I am carting out the wheel right now and spinning up that fibre that has been sitting there for months. I never want to spin regular thin yarn again — I have decided it is not my thing.
Or for that matter this:
(Which I am pretty sure I know how to do as I did that one.)
It occurs to me that I have gaping holes in my education relating to various things. In the culinary arts I don’t know how to make mashed potatoes, potatoes in general are a great void that I know very little about. When I tried to make baked potatoes for Valentine’s Day because of a special request I mistook the time, and they were still uncooked (we put them back in the oven for half an hour and made hash browns the next day).
I have promised to deliver mashed potatoes today, and I think I will need to pull out a cookbook (The Joy of Cooking has saved me many times). I am also hazy on how to steam broccoli, but I make a mean chocolate cake, spanakopita, and, after polling the room I can say, coconut cream pie.
I am bad at things that everyone is supposed to be able to do. The birthday cake above however was in my opinion the best chocolate cake I ever ate (I think the recipe was from Susan Mendelson’s Mama Now Cooks Like This: The Best of Susan Mendelson with candied violets on top from my last trip to Montreal).

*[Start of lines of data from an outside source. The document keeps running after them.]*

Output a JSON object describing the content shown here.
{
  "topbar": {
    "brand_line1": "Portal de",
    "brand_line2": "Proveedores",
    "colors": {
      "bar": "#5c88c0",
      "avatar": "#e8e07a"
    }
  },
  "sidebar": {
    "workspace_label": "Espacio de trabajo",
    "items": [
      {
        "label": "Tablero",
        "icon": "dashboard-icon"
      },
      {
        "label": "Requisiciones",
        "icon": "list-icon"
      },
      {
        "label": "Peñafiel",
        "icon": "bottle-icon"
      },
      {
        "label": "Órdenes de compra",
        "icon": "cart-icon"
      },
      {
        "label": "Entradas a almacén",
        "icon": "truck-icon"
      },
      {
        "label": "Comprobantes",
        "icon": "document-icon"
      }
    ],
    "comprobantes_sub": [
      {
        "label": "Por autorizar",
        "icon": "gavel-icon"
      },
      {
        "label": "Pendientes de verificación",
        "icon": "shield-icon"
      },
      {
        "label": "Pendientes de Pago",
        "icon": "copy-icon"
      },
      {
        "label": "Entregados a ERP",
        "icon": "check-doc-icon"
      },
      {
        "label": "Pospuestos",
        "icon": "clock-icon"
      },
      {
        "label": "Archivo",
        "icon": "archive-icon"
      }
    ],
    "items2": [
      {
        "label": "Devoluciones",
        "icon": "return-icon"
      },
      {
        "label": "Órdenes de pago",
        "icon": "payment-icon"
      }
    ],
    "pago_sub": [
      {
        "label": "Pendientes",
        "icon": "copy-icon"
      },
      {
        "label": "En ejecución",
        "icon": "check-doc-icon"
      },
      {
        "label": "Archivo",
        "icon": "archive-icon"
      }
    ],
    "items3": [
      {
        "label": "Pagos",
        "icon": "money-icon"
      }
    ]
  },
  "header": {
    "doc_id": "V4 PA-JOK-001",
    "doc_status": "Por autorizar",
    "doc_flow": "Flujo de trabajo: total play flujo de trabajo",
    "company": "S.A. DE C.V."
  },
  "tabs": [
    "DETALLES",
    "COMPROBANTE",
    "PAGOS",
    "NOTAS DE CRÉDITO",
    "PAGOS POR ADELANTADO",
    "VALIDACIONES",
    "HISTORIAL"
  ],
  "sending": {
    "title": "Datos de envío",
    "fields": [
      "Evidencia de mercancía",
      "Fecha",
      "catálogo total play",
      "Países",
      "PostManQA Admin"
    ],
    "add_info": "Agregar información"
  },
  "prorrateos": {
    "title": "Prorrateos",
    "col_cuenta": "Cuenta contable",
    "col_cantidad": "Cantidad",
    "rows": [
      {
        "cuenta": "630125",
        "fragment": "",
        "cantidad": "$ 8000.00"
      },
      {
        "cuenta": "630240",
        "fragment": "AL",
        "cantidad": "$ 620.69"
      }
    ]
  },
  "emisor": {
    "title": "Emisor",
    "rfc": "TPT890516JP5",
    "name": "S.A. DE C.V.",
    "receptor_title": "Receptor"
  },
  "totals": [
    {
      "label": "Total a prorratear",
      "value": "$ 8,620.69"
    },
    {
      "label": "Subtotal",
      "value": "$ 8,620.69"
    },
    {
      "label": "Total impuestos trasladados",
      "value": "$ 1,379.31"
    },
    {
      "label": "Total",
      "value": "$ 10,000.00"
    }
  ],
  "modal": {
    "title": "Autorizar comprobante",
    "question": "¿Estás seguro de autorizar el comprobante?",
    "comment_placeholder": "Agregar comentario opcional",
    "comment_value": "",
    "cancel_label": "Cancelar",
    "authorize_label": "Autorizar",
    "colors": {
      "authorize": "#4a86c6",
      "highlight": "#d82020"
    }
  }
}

I suppose that it is inevitable that people will have holes in their educations. I am trying to think what the holes in my knitting education are — I would say that they mainly revolve around socks. If it is time for true confessions, I have never knit a pair of socks. I knit a pair of slipper socks once, but actual socks never. I have just never really wanted to — I get hot feet.

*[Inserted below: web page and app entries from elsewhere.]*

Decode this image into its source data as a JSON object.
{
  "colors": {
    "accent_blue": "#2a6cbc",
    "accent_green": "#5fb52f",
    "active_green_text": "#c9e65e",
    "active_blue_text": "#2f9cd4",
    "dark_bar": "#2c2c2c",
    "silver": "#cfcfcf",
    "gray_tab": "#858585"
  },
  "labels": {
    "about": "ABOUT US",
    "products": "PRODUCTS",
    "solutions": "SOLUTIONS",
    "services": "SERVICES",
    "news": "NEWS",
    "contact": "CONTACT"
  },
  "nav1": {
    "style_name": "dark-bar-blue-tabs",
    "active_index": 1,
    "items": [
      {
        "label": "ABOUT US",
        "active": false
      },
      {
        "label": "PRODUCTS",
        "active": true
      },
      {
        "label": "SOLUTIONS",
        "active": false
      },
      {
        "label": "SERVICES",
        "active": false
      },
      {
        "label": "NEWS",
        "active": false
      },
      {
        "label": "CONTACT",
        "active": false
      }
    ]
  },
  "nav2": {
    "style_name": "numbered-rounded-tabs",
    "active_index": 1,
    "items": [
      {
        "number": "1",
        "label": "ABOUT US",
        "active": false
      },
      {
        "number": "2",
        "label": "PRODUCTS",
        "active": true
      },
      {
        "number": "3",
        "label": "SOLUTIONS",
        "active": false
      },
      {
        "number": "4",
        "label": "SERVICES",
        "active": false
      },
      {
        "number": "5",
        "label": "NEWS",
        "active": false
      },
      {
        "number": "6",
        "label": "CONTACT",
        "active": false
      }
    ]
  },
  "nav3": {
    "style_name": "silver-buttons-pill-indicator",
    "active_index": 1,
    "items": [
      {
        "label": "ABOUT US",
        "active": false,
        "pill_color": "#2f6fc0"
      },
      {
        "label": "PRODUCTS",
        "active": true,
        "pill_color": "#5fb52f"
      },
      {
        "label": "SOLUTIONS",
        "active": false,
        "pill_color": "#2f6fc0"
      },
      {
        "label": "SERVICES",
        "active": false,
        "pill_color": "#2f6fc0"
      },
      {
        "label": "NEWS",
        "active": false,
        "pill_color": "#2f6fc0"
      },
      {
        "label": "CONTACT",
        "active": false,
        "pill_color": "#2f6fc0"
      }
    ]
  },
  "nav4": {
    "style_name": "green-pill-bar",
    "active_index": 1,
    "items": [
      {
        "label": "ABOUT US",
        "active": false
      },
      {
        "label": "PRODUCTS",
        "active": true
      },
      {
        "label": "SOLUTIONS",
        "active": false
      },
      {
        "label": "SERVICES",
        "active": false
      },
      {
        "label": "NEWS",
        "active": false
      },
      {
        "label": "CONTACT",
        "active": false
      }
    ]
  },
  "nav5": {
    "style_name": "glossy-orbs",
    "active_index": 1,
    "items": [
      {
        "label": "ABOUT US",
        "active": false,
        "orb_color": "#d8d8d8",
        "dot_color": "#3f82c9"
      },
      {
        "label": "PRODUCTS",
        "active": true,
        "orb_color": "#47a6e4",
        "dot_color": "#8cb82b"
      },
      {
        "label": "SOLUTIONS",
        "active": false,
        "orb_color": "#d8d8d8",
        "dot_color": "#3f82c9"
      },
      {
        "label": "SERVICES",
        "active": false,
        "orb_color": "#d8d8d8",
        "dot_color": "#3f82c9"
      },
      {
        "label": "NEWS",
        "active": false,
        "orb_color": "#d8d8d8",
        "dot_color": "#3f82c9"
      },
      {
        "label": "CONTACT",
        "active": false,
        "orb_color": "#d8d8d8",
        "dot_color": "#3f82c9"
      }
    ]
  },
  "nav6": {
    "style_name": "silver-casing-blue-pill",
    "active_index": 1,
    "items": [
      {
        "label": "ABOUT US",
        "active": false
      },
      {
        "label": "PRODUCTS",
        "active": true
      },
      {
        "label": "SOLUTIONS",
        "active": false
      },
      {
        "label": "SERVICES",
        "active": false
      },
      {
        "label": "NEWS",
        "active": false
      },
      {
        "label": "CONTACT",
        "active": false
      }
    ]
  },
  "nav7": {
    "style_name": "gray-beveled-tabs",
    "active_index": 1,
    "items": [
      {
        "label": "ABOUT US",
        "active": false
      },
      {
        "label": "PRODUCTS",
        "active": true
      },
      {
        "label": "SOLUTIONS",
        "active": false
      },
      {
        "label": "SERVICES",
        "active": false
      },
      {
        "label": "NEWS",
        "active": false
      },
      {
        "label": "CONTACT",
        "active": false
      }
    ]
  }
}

What holes do you have in your education, knitting or otherwise?
A while ago I was at my parents’ house and I was looking at my mother’s buttons. She doesn’t sew much any more and I asked if I could have some of her vintage buttons:
This was a fairly tense moment — after a pause she said: “I don’t think I am ready to think of buttons I bought as vintage.”
Now my mother is not very old and as far as I could tell some of her buttons go back to the 30’s or 40’s. Obviously she was not buying buttons then, she wasn’t born then. But how to save the moment? I had called my mother’s buttons dated, kitschy, and old.
I did point out that it would not have been possible for her to purchase certain buttons as they were older than her, and she did mention getting some from various individuals, which seemed to defuse the situation somewhat.
I am not sure that the rift in the crafty fabric of the family was healed, but I did get the buttons I wanted.
I got up early yesterday morning to take out the recycling, and I was completely surprised by how nice it was:
Generally I take out the recycling as fast as I can on a Saturday morning, run back inside as quickly as possible and try to forget the whole sorry business, but not this time. I was inspired to run back inside to grab the camera. To give you an idea of how improbably this was at 8:00 on a Saturday morning at -22 centegarde, here is a glimpse of what I was wearing:
Dressing gown, boyfriend’s shoes, coat. As I said later — “for some reason I don’t understand, it was cold, but it didn’t feel bad.”
I also went to the yarn store as I needed some particular yarn to submit a design, and ended up buying enough to make a summer sweater (sweaters in summer make more sense here than they do in many places). It is Classic Elite Yarns, classic one fifty and one of my favourite shades of blue:
I am thinking cardi, lacy, summer, blue — and that is all you are getting at this time.